Work to complete
The entries below are to be duplicated exactly, with nothing left out.

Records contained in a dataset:
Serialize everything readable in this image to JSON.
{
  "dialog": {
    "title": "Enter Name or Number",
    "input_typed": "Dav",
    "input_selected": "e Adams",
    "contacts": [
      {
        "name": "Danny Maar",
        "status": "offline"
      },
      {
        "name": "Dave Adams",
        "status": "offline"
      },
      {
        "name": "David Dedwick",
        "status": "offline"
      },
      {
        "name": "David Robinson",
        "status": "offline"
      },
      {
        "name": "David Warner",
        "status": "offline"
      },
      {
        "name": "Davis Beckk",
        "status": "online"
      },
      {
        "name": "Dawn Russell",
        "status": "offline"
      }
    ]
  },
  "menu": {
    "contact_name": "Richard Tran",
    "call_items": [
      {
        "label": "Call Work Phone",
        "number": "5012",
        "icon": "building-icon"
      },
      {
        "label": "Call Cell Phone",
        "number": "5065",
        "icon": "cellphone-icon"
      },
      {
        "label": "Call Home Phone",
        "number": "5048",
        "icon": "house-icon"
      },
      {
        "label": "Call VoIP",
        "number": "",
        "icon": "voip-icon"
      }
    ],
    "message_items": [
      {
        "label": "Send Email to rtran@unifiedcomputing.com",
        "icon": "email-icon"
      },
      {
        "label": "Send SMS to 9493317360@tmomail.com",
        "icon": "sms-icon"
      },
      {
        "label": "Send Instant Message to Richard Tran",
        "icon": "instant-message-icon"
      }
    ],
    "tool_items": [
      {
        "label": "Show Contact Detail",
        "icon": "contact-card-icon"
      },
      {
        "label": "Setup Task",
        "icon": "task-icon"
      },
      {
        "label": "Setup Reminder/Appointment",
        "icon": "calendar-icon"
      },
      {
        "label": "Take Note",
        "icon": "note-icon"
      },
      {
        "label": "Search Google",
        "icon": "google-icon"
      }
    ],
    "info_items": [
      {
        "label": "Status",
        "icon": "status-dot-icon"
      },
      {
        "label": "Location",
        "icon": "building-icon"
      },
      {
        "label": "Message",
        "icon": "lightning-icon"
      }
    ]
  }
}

Response box
Serialize everything readable in this image to JSON.
{
  "dialog": {
    "title": "Enter Name or Number",
    "input_typed": "Dav",
    "input_selected": "e Adams",
    "contacts": [
      {
        "name": "Danny Maar",
        "status": "offline"
      },
      {
        "name": "Dave Adams",
        "status": "offline"
      },
      {
        "name": "David Dedwick",
        "status": "offline"
      },
      {
        "name": "David Robinson",
        "status": "offline"
      },
      {
        "name": "David Warner",
        "status": "offline"
      },
      {
        "name": "Davis Beckk",
        "status": "online"
      },
      {
        "name": "Dawn Russell",
        "status": "offline"
      }
    ]
  },
  "menu": {
    "contact_name": "Richard Tran",
    "call_items": [
      {
        "label": "Call Work Phone",
        "number": "5012",
        "icon": "building-icon"
      },
      {
        "label": "Call Cell Phone",
        "number": "5065",
        "icon": "cellphone-icon"
      },
      {
        "label": "Call Home Phone",
        "number": "5048",
        "icon": "house-icon"
      },
      {
        "label": "Call VoIP",
        "number": "",
        "icon": "voip-icon"
      }
    ],
    "message_items": [
      {
        "label": "Send Email to rtran@unifiedcomputing.com",
        "icon": "email-icon"
      },
      {
        "label": "Send SMS to 9493317360@tmomail.com",
        "icon": "sms-icon"
      },
      {
        "label": "Send Instant Message to Richard Tran",
        "icon": "instant-message-icon"
      }
    ],
    "tool_items": [
      {
        "label": "Show Contact Detail",
        "icon": "contact-card-icon"
      },
      {
        "label": "Setup Task",
        "icon": "task-icon"
      },
      {
        "label": "Setup Reminder/Appointment",
        "icon": "calendar-icon"
      },
      {
        "label": "Take Note",
        "icon": "note-icon"
      },
      {
        "label": "Search Google",
        "icon": "google-icon"
      }
    ],
    "info_items": [
      {
        "label": "Status",
        "icon": "status-dot-icon"
      },
      {
        "label": "Location",
        "icon": "building-icon"
      },
      {
        "label": "Message",
        "icon": "lightning-icon"
      }
    ]
  }
}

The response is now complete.